Golf Mk7 2012-2020
The Mk7 was all about economy (initially), weighing a useful 100kg less than the Mk6 and with more efficient engines, the new Golf offered reduced emissions with greater economy. The R continued, too, this time with a huge 300hp and great lease deals at the time (on both the hatch and estate variants) saw these fly out of the showrooms, creating a waiting list for new cars.
The GTi was well catered for, too with the GTi, the GTi Performance Pack and the GTi Clubsport and Clubsport S offered on the Mk7 platform. The Performance Pack was an option on the standard GTi and gave an extra 15hp (up to 242hp) and 15nm of torque as well as bigger brakes, limited slip differential and a new interior display. The Clubsport and Clubsport S was something else altogether. The S was called the 911 GT3 of GTis, posted a 7.47 lap of the Nurburgring, and was rare with only 150 examples coming to the UK. 306hp. 6-speed manual, bespoke dampers and a host of other additions make this a very special Golf. Note: An updated Golf 7.5 launched in 2013 with some revisions.
Golf Mk8 2020-date

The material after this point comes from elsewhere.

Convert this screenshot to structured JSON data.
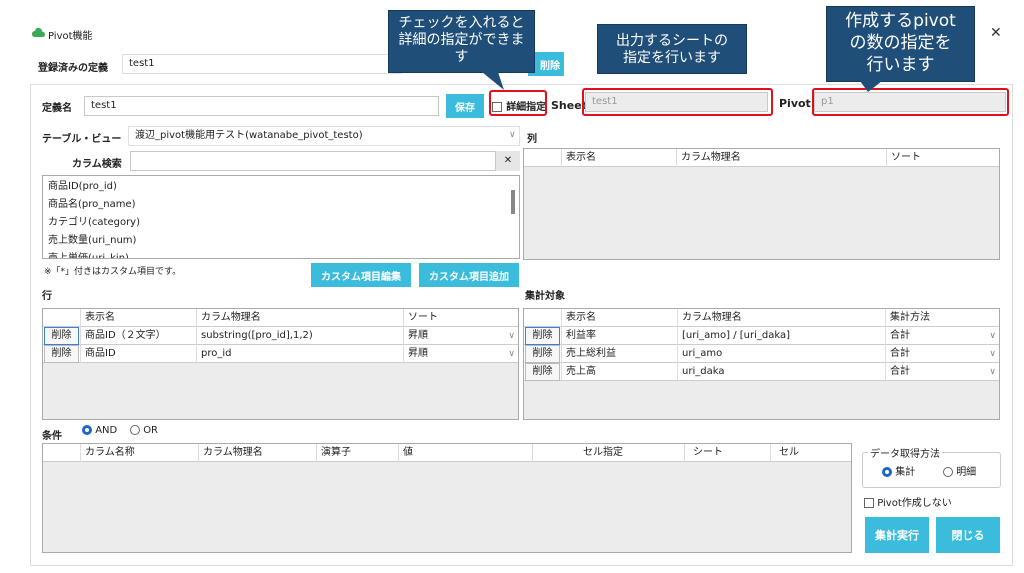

Something we haven’t touched on yet is the demise of actual buttons in the Golf, in favour of touchscreens. The Mk8 Golf received a lot of negative comments from press and owners alike, who bemoaned the fact simple tasks (such as adjusting the heating) was now deep in a digital menu and hard to navigate. In fact, many say the 7.5 was peak Golf and the latest is a step backwards. Other VW models are making a return to buttons for some tasks, so perhaps the Mk9 Golf will do the same. For now, let us tell you about the Mk8 R and GTi. The GTi remains one of the best usable performance cars on sale with 242hp, but now the GTi is only available as a 5-door only, so no more 3-door GTi. The Clubsport remains available, as does the R, with 315hp and 420nm of torque. Press reviews praise all for their performance but warn of poor infotainment and low-quality materials in the cabin.
As we conclude this piece, Volkswagen has just announced the Golf Mk8.5. The GTi is a 5-door, DSG only, and the entire range gets revised styling. More power has been eked out of the hybrids, and (for the ICE fans) two petrol and two diesel options are available at launch. Also worth celebrating is the option of a 6-speed manual across the range, but not on the GTi. Yet. No word from VW either on the return (or otherwise) of good old-fashioned dashboard buttons…
A classic car deserves classic car storage
It is reported that over 35million Golfs have been built since launching 50 years ago, and 2.3million of those were GTis. Volkswagen also claim over 300,000 R models have been sold since launch. Whatever model is your favourite, the Golf is a genuine automotive icon, accepted and loved by all and long may that continue…but please give us the buttons back!
If you are a Golf enthusiast but just don’t have anywhere to store your collection, Windrush Car Storage offers state-of-the-art facilities for classic car collectors. Our classic car storage centres in London and the Cotswolds allow you keep your classic car collection safe and secure while you continue to indulge your hobby!
Drop the Windrush team an email to ask about our electric and classic car storage service. We’re ready to help you on email@example.com